This essay explores two different ways by which ideas and “problems” of the “world,” “India,” “Indian literature,” and “world literature” were experienced, discussed, translated, imagined and remade in specific spaces like Bombay or journals such as The Indian PEN. I focus on one relatively formalized organization, the PEN All-India Centre, which was founded in Bombay in 1933 as the Indian branch of International PEN, and on a contemporary poet, Arvind Krishna Mehrotra, and the informal network of writers and artists close to him. Through the widely different agendas, practices, concerns, contexts and forms of writer collectivization which I outline in this essay, the PEN All-India Centre in the 1940s and 1950s, and the Bombay poets of the 1960s did try to eat the corners of the world and of world literature away. They aimed to break on the world stage, reclaimed an “India” that included what was non-Indian, and put forward, through translation and a cut-and-paste “collation” of the world and world literature, an idea of internationalism and interconnectedness where provincialism was the enemy. By discussing the situated, critical, and imaginative processes of reworlding that were at stake, and the struggles they gave rise to in the case of the PEN All-India Centre, I explore how these writers also put forward defiant practices of cosmopolitanism that reallocated the Eastern and the Western, the peripheral and the significant.

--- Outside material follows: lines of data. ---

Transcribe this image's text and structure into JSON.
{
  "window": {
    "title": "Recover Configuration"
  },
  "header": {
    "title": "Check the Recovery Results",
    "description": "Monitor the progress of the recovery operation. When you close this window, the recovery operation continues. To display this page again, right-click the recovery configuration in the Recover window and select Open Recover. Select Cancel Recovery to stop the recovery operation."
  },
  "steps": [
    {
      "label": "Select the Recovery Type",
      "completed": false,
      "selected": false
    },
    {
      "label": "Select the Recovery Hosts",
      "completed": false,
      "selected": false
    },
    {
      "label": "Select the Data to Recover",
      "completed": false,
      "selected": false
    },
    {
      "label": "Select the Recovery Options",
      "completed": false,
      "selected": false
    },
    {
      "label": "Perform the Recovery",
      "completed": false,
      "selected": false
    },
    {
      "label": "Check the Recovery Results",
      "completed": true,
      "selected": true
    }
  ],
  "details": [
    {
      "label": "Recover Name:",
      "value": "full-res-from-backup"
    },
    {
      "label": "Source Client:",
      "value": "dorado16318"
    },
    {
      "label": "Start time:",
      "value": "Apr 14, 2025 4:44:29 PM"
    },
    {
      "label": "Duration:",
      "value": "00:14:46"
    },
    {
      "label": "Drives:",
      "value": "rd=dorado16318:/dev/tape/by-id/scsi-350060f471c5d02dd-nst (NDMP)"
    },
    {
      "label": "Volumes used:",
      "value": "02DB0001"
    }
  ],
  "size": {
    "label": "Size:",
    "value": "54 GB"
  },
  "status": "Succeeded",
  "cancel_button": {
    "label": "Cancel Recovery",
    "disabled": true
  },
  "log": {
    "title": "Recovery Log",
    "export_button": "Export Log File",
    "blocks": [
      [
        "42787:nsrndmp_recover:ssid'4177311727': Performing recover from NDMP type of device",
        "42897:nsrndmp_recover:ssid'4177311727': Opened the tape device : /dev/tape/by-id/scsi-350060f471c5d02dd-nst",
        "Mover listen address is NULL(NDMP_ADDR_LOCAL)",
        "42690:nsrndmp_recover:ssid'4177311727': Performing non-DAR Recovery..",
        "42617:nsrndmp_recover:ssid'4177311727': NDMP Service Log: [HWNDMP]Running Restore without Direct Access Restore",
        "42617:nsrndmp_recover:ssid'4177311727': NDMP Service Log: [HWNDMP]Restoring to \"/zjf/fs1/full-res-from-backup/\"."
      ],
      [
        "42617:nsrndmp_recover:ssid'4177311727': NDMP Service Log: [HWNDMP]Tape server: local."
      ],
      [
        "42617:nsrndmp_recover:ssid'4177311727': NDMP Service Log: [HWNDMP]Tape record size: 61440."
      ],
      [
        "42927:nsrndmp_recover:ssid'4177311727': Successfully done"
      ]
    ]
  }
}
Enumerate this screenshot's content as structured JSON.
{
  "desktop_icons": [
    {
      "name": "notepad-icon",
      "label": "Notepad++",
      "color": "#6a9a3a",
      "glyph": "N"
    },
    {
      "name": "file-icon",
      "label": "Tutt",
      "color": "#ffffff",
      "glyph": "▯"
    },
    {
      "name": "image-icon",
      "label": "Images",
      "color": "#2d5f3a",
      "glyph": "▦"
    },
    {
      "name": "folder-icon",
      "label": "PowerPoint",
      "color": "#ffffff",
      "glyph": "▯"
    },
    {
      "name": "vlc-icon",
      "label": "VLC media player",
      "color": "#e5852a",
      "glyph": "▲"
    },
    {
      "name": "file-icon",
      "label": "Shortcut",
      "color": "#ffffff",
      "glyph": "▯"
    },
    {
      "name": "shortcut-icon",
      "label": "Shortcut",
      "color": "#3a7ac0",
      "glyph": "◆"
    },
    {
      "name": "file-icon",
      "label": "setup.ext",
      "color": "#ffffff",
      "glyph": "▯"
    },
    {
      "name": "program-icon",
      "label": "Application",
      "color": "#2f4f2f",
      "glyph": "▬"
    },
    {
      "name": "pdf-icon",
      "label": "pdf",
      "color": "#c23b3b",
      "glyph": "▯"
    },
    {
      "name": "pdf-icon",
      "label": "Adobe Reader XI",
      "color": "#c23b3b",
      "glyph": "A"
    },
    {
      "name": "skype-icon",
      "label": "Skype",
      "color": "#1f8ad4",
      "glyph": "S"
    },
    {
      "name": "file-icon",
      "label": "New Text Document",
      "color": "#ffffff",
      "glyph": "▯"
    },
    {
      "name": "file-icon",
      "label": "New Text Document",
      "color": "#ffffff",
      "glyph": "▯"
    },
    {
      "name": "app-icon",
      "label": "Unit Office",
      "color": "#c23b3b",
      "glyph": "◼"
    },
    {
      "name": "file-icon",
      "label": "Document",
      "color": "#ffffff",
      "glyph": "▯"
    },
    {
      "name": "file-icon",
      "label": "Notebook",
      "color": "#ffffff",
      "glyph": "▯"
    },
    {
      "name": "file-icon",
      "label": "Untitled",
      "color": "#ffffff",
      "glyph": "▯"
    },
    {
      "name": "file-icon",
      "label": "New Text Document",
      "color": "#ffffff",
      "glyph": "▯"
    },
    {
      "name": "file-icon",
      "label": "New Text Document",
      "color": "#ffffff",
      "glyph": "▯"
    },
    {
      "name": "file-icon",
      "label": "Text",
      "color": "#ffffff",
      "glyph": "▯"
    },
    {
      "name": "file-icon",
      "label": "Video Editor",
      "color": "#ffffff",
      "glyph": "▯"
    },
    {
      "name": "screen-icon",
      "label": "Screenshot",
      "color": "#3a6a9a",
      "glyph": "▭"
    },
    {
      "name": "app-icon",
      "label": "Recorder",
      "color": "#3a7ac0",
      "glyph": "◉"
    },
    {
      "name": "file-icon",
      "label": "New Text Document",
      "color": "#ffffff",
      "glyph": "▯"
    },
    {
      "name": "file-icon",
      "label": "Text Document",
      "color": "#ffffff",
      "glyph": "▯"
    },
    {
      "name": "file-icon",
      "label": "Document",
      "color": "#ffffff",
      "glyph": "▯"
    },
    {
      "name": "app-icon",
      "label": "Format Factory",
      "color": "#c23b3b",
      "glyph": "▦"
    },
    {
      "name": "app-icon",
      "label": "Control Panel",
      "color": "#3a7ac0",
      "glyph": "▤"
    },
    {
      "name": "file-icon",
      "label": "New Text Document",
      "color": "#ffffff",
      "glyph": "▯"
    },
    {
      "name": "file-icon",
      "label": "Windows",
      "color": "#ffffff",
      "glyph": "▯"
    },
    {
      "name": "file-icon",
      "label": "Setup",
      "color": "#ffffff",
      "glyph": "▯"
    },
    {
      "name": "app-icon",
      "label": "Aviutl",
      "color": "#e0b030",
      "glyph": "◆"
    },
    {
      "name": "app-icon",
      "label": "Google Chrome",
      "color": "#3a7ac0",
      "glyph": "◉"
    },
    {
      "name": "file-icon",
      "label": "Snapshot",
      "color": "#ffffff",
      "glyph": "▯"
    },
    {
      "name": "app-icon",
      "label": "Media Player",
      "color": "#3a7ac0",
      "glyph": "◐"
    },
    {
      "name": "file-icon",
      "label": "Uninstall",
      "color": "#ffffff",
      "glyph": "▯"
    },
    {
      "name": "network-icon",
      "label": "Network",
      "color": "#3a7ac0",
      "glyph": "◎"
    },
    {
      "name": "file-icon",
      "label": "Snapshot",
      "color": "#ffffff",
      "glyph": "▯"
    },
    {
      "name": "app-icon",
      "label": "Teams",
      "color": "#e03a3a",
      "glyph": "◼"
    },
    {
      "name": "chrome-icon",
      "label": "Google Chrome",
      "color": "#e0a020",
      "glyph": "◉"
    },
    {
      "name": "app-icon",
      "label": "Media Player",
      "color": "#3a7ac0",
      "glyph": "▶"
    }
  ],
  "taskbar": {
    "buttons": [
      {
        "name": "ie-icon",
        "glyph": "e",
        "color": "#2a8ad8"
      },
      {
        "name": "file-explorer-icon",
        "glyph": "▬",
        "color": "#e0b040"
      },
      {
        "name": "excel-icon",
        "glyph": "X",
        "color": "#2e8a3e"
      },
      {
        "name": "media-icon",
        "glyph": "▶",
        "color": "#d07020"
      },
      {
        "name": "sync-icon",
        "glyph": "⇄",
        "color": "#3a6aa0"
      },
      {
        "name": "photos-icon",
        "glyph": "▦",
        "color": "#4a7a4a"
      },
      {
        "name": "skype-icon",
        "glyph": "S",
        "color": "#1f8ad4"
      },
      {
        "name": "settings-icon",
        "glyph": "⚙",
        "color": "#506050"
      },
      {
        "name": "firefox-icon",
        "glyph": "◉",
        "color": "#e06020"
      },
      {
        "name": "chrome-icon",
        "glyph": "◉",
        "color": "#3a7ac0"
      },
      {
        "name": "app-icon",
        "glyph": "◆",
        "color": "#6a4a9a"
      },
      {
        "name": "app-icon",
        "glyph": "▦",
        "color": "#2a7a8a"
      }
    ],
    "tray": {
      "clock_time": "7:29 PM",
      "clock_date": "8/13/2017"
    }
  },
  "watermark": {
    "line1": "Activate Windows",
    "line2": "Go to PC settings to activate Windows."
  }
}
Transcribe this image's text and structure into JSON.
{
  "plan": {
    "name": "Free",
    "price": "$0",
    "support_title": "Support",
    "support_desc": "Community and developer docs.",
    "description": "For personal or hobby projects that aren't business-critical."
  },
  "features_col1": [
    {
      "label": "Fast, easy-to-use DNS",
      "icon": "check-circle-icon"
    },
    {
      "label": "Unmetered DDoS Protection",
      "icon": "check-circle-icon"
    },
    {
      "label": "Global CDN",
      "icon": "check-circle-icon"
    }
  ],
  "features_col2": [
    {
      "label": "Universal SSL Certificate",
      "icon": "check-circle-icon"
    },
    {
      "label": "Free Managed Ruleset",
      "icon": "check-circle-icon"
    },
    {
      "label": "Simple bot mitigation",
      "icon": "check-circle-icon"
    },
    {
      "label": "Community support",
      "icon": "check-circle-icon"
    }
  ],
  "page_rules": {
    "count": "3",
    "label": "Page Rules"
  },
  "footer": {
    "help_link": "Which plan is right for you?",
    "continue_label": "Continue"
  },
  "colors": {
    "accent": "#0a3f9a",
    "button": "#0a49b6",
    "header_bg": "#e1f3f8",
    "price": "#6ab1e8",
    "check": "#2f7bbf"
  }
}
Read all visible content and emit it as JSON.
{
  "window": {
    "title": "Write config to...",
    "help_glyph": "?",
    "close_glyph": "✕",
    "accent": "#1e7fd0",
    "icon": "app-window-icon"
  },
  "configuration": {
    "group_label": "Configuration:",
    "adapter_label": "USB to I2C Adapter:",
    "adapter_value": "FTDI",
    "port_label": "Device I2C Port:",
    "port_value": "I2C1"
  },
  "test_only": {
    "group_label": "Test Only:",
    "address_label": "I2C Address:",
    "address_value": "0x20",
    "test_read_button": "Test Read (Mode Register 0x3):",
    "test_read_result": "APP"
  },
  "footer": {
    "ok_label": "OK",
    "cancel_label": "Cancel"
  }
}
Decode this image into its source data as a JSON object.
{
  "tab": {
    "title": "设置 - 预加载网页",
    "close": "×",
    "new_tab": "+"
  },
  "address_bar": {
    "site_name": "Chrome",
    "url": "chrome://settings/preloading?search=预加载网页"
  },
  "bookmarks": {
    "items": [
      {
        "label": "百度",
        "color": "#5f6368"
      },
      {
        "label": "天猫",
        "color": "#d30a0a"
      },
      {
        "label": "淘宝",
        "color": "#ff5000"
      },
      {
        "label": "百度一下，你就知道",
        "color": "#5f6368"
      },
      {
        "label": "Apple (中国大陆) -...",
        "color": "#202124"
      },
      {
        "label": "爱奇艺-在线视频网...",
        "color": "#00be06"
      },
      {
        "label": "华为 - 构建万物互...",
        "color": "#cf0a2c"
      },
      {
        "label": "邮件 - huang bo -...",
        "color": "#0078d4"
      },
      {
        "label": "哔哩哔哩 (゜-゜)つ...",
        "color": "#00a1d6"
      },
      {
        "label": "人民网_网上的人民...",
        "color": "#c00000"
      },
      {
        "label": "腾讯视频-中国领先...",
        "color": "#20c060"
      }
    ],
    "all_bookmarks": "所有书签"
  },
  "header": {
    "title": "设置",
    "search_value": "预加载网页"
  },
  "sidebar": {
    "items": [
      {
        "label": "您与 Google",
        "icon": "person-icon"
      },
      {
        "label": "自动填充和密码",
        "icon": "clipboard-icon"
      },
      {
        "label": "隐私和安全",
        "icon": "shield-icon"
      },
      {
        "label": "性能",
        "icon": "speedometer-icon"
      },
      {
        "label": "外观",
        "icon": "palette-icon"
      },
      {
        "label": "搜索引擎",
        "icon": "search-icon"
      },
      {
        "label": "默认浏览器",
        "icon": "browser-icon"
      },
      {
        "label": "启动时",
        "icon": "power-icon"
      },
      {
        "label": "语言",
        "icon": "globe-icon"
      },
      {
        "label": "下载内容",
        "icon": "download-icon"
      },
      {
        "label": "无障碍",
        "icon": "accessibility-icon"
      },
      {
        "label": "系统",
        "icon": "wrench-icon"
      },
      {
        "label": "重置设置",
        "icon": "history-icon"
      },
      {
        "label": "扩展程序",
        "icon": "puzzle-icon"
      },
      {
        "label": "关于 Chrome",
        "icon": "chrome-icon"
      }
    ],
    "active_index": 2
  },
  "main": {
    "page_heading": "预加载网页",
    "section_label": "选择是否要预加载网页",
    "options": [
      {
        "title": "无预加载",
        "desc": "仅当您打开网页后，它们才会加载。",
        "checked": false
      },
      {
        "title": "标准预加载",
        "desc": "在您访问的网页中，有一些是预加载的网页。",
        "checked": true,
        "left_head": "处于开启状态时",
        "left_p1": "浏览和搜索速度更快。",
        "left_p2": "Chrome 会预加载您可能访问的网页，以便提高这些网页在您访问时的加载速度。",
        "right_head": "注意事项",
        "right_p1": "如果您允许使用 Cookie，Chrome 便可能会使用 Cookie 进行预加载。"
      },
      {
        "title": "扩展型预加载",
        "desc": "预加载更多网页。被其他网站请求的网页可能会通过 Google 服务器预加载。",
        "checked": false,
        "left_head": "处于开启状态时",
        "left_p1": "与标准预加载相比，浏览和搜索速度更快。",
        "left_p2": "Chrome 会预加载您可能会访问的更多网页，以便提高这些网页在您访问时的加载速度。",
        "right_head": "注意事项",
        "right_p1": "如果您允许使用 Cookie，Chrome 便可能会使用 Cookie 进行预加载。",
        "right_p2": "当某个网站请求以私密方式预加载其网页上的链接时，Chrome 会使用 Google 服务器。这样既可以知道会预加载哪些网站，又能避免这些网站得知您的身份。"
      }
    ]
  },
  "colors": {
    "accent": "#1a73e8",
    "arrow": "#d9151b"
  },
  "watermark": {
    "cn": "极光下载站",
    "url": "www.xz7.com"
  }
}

Peter D. McDonald

Abstract

Less concerned with the concept of World Literature than with the promise and perils of conceptualization, this essay considers what experiencing some forms of writing as world literature might involve. Using J.M. Coetzee’s In the Heart of the Country (1977) as an illustrative example, it addresses questions of circulation, translation, writing systems, book history, and literary geography in the context of recent academic debates about world literary studies. It concludes by revisiting Rabindranath Tagore’s landmark 1907 essay “World Literature,” arguing that it remains an indispensable guide to experiential reading and anti-conceptual thinking.

Francesca Orsini

Abstract

“For any given observer,” David Damrosch argued in What is World Literature?, “even a genuinely global perspective remains a perspective from somewhere, and global patterns of the circulation of world literature take shape in their local manifestations.” Within world-system approaches that fix centres, peripheries and semiperipheries, or with approaches that consider world literature only that which circulates transnationally or “globally,” the relativizing import of this important insight remains inert or gets forgotten. As Indian editors and writers in the early decades of the twentieth century undertook more translations of foreign works and discussed the relationship between India and the world, overlapping understandings of world literature emerged in the Indian literary field. This essay explores three different visions of world literature from the same region and period but in different languages – English, Hindi, and Urdu – highlighting their different impulses, contexts, approaches, and outcomes in order to refine our notion of location. And whereas much of the recent debate and activities around world literature has revolved around the curriculum or around publishers’ series and anthologies, in the Indian case exposure to and discussion of literature from other parts of the world took largely place in the pages of periodicals.

Xavier Garnier

Abstract

Probably because of its relationship with a coastal culture, Swahili literature seems very aware of its position in the world. Through a reading of Swahili poems and novels across a range of genres, this paper explores the ways in which Swahili writers have engaged in a dialogue with the whole world, from the colonial period to the contemporary era. The evolution of well-identified literary forms such as epic poetry, ethnographic novel or crime novel will also pave the way for identifying the specificities of a Swahili cosmopolitanism anxious to cultivate an art of living in the age of a kind of globalization whose effects are often harshly felt at the local level. Because it has long developed an awareness of the world, Swahili literature has often pioneered the invention of literary forms that are able to translate locally the movements of the world.